▶ [WORK ITEM] Your answer is one number: the count of lines below that hold the word "icon".

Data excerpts
--

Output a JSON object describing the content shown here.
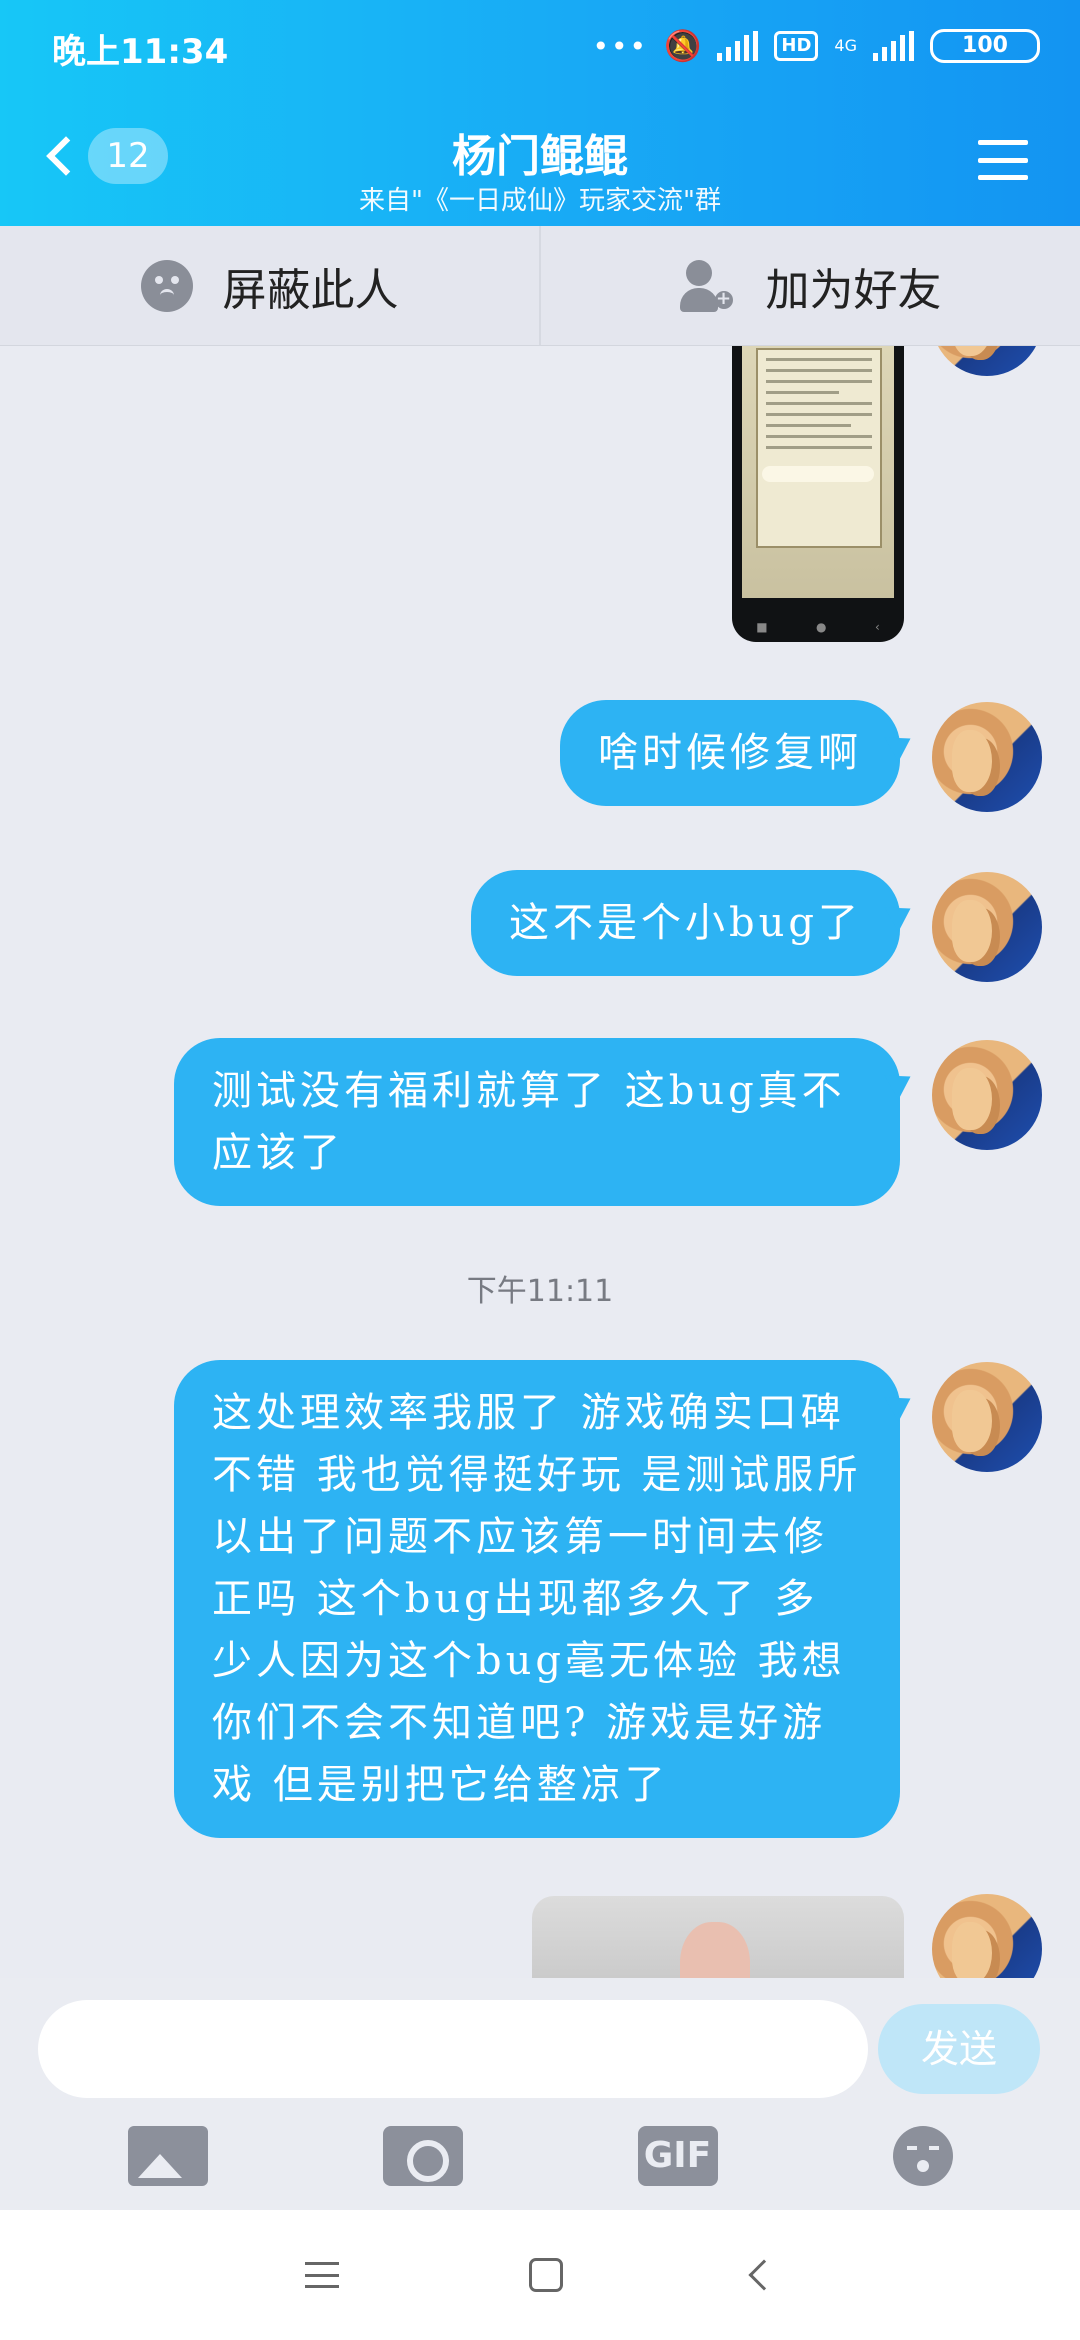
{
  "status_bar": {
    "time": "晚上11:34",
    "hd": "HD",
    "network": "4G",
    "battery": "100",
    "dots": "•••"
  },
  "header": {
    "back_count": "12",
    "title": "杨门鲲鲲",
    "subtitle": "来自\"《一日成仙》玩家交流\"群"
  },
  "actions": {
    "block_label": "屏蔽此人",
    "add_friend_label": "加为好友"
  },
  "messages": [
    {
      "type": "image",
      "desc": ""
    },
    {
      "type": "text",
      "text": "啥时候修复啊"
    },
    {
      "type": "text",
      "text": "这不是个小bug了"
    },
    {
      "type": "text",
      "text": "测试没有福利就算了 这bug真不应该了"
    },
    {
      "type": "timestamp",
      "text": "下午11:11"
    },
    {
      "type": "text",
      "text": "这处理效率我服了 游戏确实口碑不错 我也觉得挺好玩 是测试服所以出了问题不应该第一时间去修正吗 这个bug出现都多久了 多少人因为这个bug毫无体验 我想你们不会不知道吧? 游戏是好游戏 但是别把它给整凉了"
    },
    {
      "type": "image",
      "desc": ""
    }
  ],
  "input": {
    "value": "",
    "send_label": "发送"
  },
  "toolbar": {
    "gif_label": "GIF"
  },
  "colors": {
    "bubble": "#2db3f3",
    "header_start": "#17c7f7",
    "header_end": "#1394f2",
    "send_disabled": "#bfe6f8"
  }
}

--

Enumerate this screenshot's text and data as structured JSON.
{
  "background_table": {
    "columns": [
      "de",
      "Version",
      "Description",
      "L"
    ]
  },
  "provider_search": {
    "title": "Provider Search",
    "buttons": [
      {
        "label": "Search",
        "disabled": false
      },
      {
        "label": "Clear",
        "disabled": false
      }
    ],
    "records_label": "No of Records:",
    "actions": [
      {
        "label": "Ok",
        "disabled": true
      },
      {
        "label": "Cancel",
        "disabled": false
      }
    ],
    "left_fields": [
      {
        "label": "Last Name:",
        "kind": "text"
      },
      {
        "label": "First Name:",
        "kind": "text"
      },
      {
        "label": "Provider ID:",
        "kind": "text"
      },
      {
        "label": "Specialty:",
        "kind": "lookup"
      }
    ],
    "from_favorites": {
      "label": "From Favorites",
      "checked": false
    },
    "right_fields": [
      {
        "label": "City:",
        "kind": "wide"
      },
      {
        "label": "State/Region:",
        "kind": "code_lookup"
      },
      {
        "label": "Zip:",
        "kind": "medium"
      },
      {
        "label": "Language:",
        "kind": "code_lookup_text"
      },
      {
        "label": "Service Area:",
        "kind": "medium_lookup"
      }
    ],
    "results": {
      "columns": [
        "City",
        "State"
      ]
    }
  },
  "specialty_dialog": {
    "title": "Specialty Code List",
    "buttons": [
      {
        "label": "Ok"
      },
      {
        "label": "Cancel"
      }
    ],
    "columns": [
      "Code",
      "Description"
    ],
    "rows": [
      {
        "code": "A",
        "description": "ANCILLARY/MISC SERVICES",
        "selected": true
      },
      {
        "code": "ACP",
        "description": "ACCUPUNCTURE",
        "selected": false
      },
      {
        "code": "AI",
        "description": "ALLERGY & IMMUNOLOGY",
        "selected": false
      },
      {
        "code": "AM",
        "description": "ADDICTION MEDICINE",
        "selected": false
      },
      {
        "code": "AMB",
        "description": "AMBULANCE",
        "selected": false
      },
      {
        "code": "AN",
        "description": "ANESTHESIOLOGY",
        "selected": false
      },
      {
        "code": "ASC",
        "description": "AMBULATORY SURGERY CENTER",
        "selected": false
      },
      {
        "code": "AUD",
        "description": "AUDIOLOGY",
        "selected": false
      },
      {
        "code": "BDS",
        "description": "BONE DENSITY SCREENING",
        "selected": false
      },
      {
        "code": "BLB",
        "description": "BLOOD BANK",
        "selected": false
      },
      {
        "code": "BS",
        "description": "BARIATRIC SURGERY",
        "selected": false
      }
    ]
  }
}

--

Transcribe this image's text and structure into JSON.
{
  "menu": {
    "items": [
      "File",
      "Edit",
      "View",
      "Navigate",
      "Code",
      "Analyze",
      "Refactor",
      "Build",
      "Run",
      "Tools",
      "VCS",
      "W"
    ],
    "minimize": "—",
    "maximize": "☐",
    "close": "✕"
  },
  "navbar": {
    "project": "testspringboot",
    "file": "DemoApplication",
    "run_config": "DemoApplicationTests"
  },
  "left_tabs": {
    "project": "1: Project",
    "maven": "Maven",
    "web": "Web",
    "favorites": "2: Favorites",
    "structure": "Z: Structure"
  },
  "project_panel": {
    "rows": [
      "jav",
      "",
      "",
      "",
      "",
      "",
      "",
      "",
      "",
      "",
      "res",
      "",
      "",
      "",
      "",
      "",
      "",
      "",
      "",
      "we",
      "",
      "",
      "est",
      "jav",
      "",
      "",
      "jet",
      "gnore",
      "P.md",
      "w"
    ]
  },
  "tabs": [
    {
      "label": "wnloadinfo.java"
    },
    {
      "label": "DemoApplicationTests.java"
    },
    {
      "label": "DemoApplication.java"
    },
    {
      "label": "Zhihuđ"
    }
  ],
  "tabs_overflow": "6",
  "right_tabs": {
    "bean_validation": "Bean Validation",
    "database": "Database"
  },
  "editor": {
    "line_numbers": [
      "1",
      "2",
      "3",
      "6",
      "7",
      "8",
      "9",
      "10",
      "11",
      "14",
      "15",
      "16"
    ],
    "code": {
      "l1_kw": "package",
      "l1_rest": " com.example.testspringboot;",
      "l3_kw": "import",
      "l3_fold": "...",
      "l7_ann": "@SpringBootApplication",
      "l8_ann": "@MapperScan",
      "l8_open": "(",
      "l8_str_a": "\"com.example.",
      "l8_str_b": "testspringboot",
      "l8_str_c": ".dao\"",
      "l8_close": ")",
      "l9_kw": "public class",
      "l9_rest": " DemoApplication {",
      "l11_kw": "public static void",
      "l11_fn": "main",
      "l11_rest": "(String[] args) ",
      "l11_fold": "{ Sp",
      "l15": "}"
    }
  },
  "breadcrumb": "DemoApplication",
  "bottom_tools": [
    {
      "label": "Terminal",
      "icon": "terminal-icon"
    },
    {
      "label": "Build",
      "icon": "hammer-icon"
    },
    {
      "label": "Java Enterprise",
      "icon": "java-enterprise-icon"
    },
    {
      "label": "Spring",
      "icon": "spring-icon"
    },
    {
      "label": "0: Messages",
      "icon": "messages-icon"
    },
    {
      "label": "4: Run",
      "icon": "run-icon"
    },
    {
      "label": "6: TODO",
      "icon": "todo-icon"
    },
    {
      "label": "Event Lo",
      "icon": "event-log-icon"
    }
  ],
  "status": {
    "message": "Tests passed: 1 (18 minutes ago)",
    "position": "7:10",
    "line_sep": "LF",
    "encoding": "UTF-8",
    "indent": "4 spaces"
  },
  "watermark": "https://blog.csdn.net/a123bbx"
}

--

▶ [OUTPUT FOR THIS TASK] 8